- The reporter cancels their return flight and stays in Charleston to care for their mother, realizing they had not been forward-thinking with their financial planning.
- The unexpected costs of caregiving, such as hospital expenses, transportation, and utilities, along with personal financial responsibilities, make it difficult for the reporter to consider taking short-term disability leave. Financial planning for caregiving becomes crucial for future preparedness.
- I uprooted my life to take care of my sick mother. The unexpected financial costs of caregiving were the biggest burden. (insider.com)
I temporarily moved to Charleston, South Carolina, this summer to take care of my mother. To my surprise, I encountered significant financial costs associated with caregiving, such as health aides, transportation, and food. This experience has led me to have conversations with my friends about planning for caregiving when their parents become sick or elderly.
My mother was given a prognosis of five years to live when her cancer spread five years ago. However, this year we celebrated her 68th birthday in South Carolina. Shortly after returning to Boston from that trip, my mother was admitted to the hospital in Charleston due to infections resulting from a previous cancer surgery. Her health rapidly deteriorated, and she was moved to the intensive-care unit and placed on a ventilator.
As a result, I canceled my return flight to Boston and made plans to stay in Charleston for the summer. While my siblings could come and visit to help, I had the most flexibility since I work remotely and do not have children to care for. I made arrangements for a friend to watch my cat and moved my prescriptions to a local pharmacy.
Although I thought I had everything figured out, I did not anticipate the financial burden that came with caregiving.
I consider myself fortunate to have a 401(k) and consistent savings. However, as a millennial who entered the workforce after a recession, simply having savings felt like an accomplishment. It was only when I became a caregiver that I realized I had not been as forward-thinking with my financial planning as I should have been.
The unexpected costs started to accumulate: hospital food expenses, Lyft and Uber rides to and from the hospital, gas and maintenance for my mother’s car, utility bills, and the care of her two dogs. Meanwhile, I still had to pay rent, utilities, and car payments for my own apartment in Boston. Considering the cost of living in Boston combined with the additional expenses of caregiving, I did not have enough savings to consider taking short-term disability leave, as I would have only received a percentage of my salary.
Therefore, I had to continue working while caring for my mother.

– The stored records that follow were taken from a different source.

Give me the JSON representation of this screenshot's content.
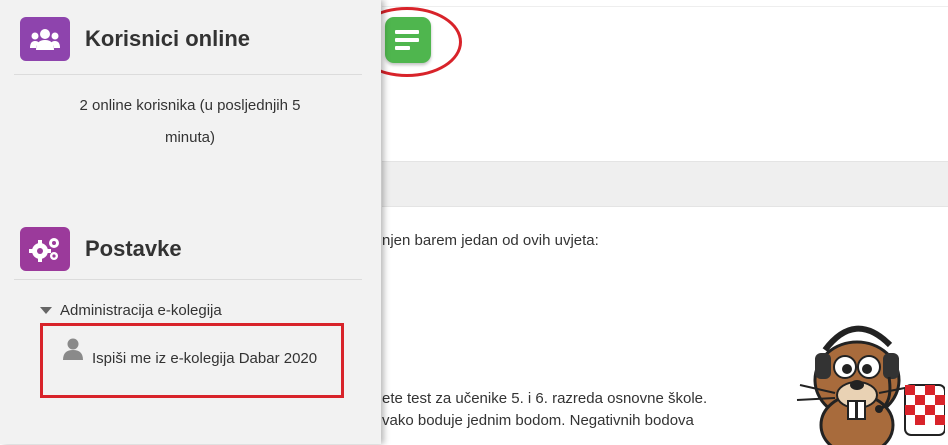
{
  "online_users": {
    "title": "Korisnici online",
    "icon": "users-icon",
    "status_text": "2 online korisnika (u posljednjih 5 minuta)",
    "status_line1": "2 online korisnika (u posljednjih 5",
    "status_line2": "minuta)"
  },
  "settings": {
    "title": "Postavke",
    "icon": "cogs-icon",
    "admin_label": "Administracija e-kolegija",
    "unenrol_label": "Ispiši me iz e-kolegija Dabar 2020"
  },
  "main": {
    "drawer_toggle_icon": "drawer-toggle-icon",
    "text_line1": "njen barem jedan od ovih uvjeta:",
    "text_line2": "ete test za učenike 5. i 6. razreda osnovne škole.",
    "text_line3": "vako boduje jednim bodom. Negativnih bodova"
  },
  "colors": {
    "block_icon": "#8e44ad",
    "drawer_toggle": "#4fb64e",
    "annotation_red": "#d8232a"
  }
}
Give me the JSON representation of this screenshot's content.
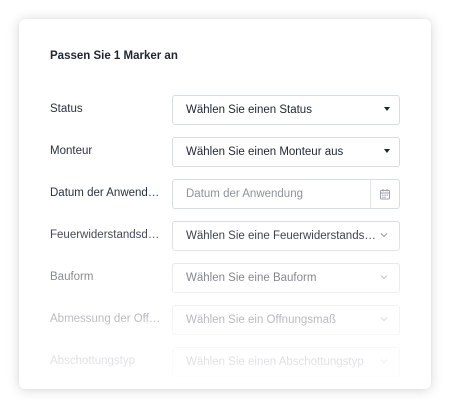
{
  "panel": {
    "title": "Passen Sie 1 Marker an"
  },
  "fields": [
    {
      "label": "Status",
      "value": "Wählen Sie einen Status",
      "kind": "select",
      "icon": "caret-down-icon"
    },
    {
      "label": "Monteur",
      "value": "Wählen Sie einen Monteur aus",
      "kind": "select",
      "icon": "caret-down-icon"
    },
    {
      "label": "Datum der Anwendung",
      "placeholder": "Datum der Anwendung",
      "kind": "date",
      "icon": "calendar-icon"
    },
    {
      "label": "Feuerwiderstandsdauer",
      "value": "Wählen Sie eine Feuerwiderstandsdauer",
      "kind": "select",
      "icon": "chevron-down-icon"
    },
    {
      "label": "Bauform",
      "value": "Wählen Sie eine Bauform",
      "kind": "select",
      "icon": "chevron-down-icon"
    },
    {
      "label": "Abmessung der Öffnung",
      "value": "Wählen Sie ein Öffnungsmaß",
      "kind": "select",
      "icon": "chevron-down-icon"
    },
    {
      "label": "Abschottungstyp",
      "value": "Wählen Sie einen Abschottungstyp",
      "kind": "select",
      "icon": "chevron-down-icon"
    }
  ],
  "colors": {
    "label_text": "#2b3140",
    "field_border": "#d8dce3",
    "placeholder_text": "#8d939c"
  }
}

In addition to caregiving, my siblings and I had to manage our mother’s finances. This involved staying on top of her bills, understanding the costs of her recovery, and deciding which expenses we would cover ourselves. We also had to consider how long she would need financial assistance and how this would impact our own future plans and responsibilities, especially since my siblings have in-laws to consider as well.
Caring for parents is not something many people think about until the need arises. Growing up, we often witness family members taking care of older loved ones or visiting them in nursing homes. I knew at the back of my mind that I would have to consider taking care of my mom someday, but I didn’t expect it to happen so soon.

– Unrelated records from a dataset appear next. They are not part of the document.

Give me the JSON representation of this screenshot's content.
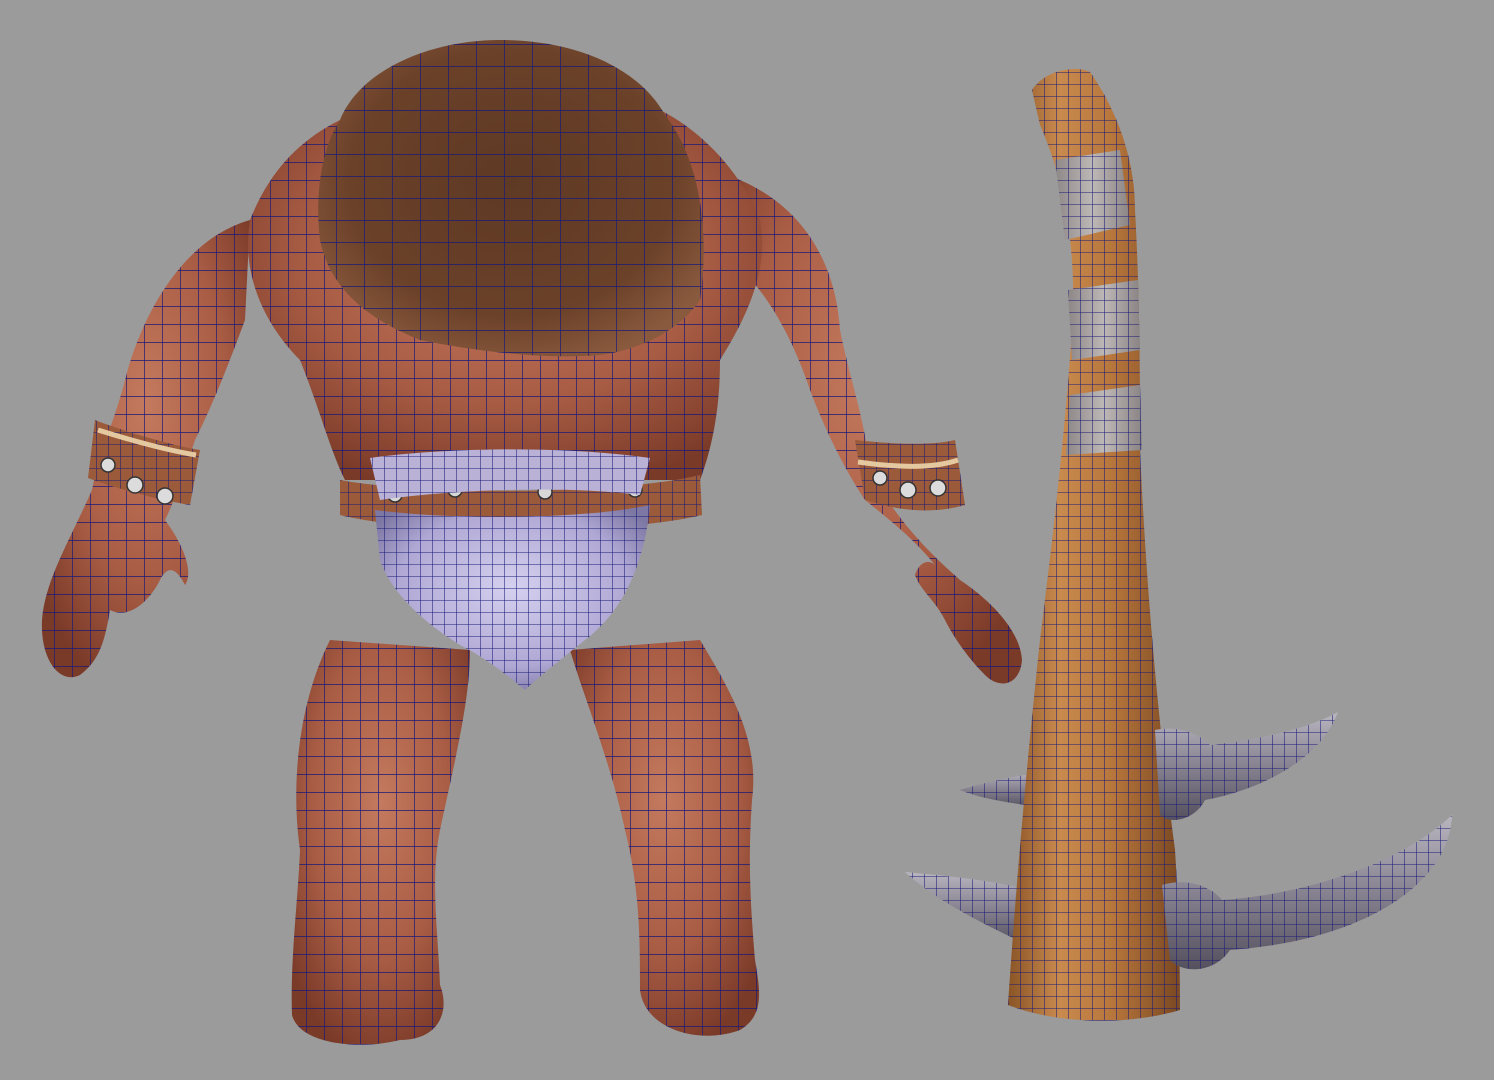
{
  "viewport": {
    "background_color": "#9b9b9b",
    "shading_mode": "wireframe-on-textured",
    "wire_color": "#1a1a78"
  },
  "scene": {
    "objects": [
      {
        "name": "ogre-character",
        "view": "back",
        "materials": [
          "skin",
          "hair",
          "loincloth",
          "leather-bracers",
          "metal-studs"
        ]
      },
      {
        "name": "spiked-club",
        "materials": [
          "wood",
          "cloth-wrap",
          "horn-spikes"
        ]
      }
    ],
    "colors": {
      "skin": "#b0664f",
      "skin_dark": "#7e3f2d",
      "hair": "#5a3622",
      "cloth": "#b3abd3",
      "leather": "#9b5b3a",
      "wood": "#c08146",
      "wrap": "#a39b9b",
      "horn": "#8a8590",
      "stud": "#d8d8d8"
    }
  }
}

Unlike my siblings, I was caregiving without a partner to help carry the emotional and financial burden. When my mother’s care team informed me that she was well enough for me to return to Boston, I went back home, but my siblings and I are still discussing the financial responsibilities.

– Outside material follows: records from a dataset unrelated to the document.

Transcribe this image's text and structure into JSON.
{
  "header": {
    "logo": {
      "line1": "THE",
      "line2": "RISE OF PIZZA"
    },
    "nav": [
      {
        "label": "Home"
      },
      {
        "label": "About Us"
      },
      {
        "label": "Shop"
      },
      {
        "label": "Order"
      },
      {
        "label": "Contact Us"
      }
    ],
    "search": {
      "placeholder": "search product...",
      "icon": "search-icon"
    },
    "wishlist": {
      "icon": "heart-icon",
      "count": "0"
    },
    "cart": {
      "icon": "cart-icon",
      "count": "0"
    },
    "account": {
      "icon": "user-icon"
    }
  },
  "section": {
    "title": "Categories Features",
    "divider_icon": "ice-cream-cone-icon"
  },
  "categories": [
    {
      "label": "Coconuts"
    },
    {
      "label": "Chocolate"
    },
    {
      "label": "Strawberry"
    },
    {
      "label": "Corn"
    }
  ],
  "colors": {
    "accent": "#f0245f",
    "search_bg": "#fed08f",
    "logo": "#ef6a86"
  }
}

In conversations with my friends about financial planning, we often discuss topics like retirement savings and saving for big purchases. However, I have started to ask them about their plans for caregiving. Do they have enough savings to take short-term disability if their parent falls ill? Can they afford a nursing home if needed? Do their housing plans include space for elderly parents? These are important discussions to have in order to be prepared for the future and avoid additional financial stress.
While I wouldn’t wish our summer experience on anyone, it has prompted us to think ahead and plan for the future. Taking care of a loved one involves a great deal of stress, and it is best to anticipate and prepare for the financial aspects in advance.